A house painter has accused MU assistant basketball coach Tony Harvey of giving him free MU basketball and football tickets as partial payment for painting sections of Harvey’s Columbia home. The painter is suing Harvey for nearly $5,000 still owed.
Ken Hensel of 2605 Oak Gate Court, who lives around the block from Harvey, filed the lawsuit Jan. 16 in Boone County Circuit Court claiming Harvey defaulted on their “oral contract” in which Hensel would paint interior sections and the pool house of Harvey’s residence at 2605 Chambray Road in exchange for MU football and basketball tickets.
The lawsuit claims Harvey agreed to give Hensel tickets to any MU football game he wanted, in addition to tickets to several MU men’s basketball games, in exchange for painting work valued at $5,475.
If the allegations are true, the act would violate the university’s policy prohibiting employees from exchanging “university property” for personal gain, said Tim Hickman, associate athletic director for operations.
In the lawsuit, Hensel claims Harvey gave him a total of 13 tickets valued at $525 for two men’s basketball exhibition games and two football games — against Illinois and Nebraska. The lawsuit charges that Harvey stopped supplying Hensel tickets after November 2003 and still owes him $4,950 for painting a bedroom, a bathroom, wicker furniture, a pool house veranda, a metal gate and fencing around the pool.

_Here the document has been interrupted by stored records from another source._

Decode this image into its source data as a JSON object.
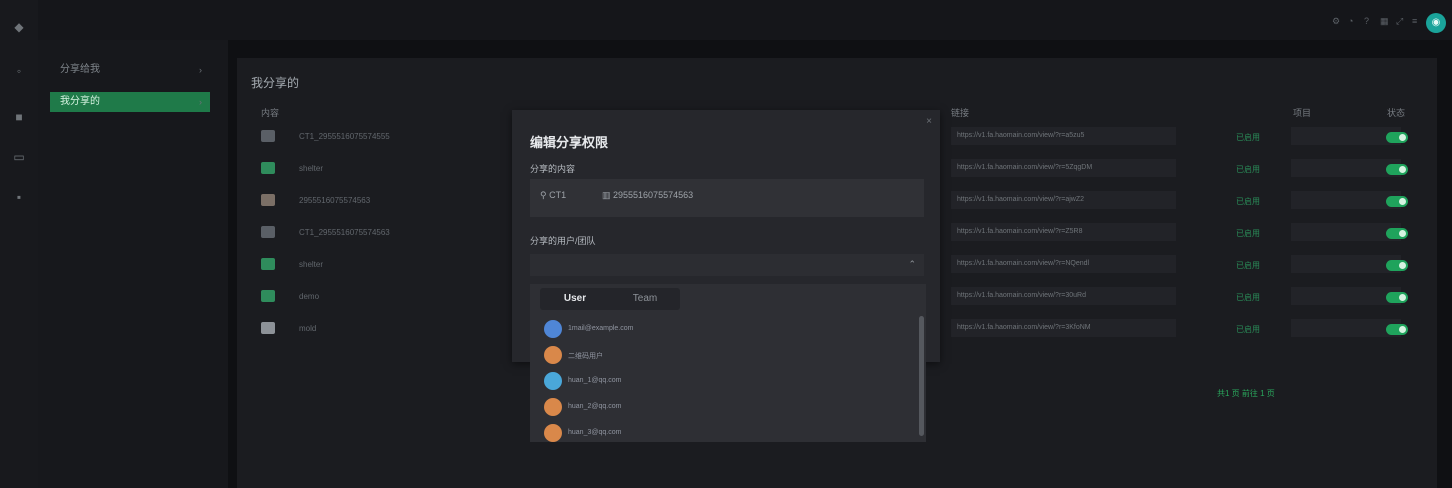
{
  "sidebar": {
    "items": [
      {
        "label": "分享给我",
        "active": false
      },
      {
        "label": "我分享的",
        "active": true
      }
    ]
  },
  "page": {
    "title": "我分享的"
  },
  "table": {
    "headers": [
      "内容",
      "链接",
      "项目",
      "状态"
    ],
    "rows": [
      {
        "name": "CT1_2955516075574555",
        "link": "https://v1.fa.haomain.com/view/?r=a5zu5",
        "status": "已启用"
      },
      {
        "name": "shelter",
        "link": "https://v1.fa.haomain.com/view/?r=5ZqgDM",
        "status": "已启用"
      },
      {
        "name": "2955516075574563",
        "link": "https://v1.fa.haomain.com/view/?r=ajwZ2",
        "status": "已启用"
      },
      {
        "name": "CT1_2955516075574563",
        "link": "https://v1.fa.haomain.com/view/?r=Z5R8",
        "status": "已启用"
      },
      {
        "name": "shelter",
        "link": "https://v1.fa.haomain.com/view/?r=NQendl",
        "status": "已启用"
      },
      {
        "name": "demo",
        "link": "https://v1.fa.haomain.com/view/?r=30uRd",
        "status": "已启用"
      },
      {
        "name": "mold",
        "link": "https://v1.fa.haomain.com/view/?r=3KfoNM",
        "status": "已启用"
      }
    ]
  },
  "pager": {
    "text": "共1 页  前往 1 页"
  },
  "modal": {
    "title": "编辑分享权限",
    "content_label": "分享的内容",
    "content_chip1": "CT1",
    "content_chip2": "2955516075574563",
    "users_label": "分享的用户/团队",
    "close": "×",
    "select_arrow": "⌃"
  },
  "dropdown": {
    "tabs": [
      "User",
      "Team"
    ],
    "users": [
      {
        "name": "1mail@example.com",
        "color": "#4f86d6"
      },
      {
        "name": "二维码用户",
        "color": "#d9884a"
      },
      {
        "name": "huan_1@qq.com",
        "color": "#4aa7d9"
      },
      {
        "name": "huan_2@qq.com",
        "color": "#d9884a"
      },
      {
        "name": "huan_3@qq.com",
        "color": "#d9884a"
      }
    ]
  },
  "colors": {
    "accent": "#1fa35c",
    "bg": "#0f1013"
  }
}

Harvey said he did nothing wrong.
“I did not break any NCAA rules,” Harvey said. “I did not break any ticket procedure rules. I disagree with the allegations, but there was work done on my house. I would never have a person come in and do some work and not pay a person for the work that we decided.”
Neither Hensel nor his attorney Rodney Stevens returned telephone calls Tuesday evening.
The MU Athletic Department extends two complimentary season tickets to men’s basketball and football games for coaches and players, said Chad Moller, spokesman for the department. However, staff may request additional free tickets from a pool of available seats depending on consumer demand, he said.
Moller said he does not know the details of Hensel’s claim that Harvey bartered tickets to get his house painted.
“That’s a personal matter, so there is no stance on that at all from us,” Moller said.
The lawsuit comes less than a month after allegations against the athletic department were made public in recorded telephone calls from the Boone County Jail by former MU basketball guard Ricky Clemons.
“I didn’t violate any ticket policy,” Harvey said. “Because of where we’re at as a program, we’re being scrutinized. It was a personal matter that went bad, that I had no control over and I don’t know where it came from.”
A summons was issued for Harvey’s appearance, which is scheduled for 1:30 p.m. Feb. 18 in Boone County Court.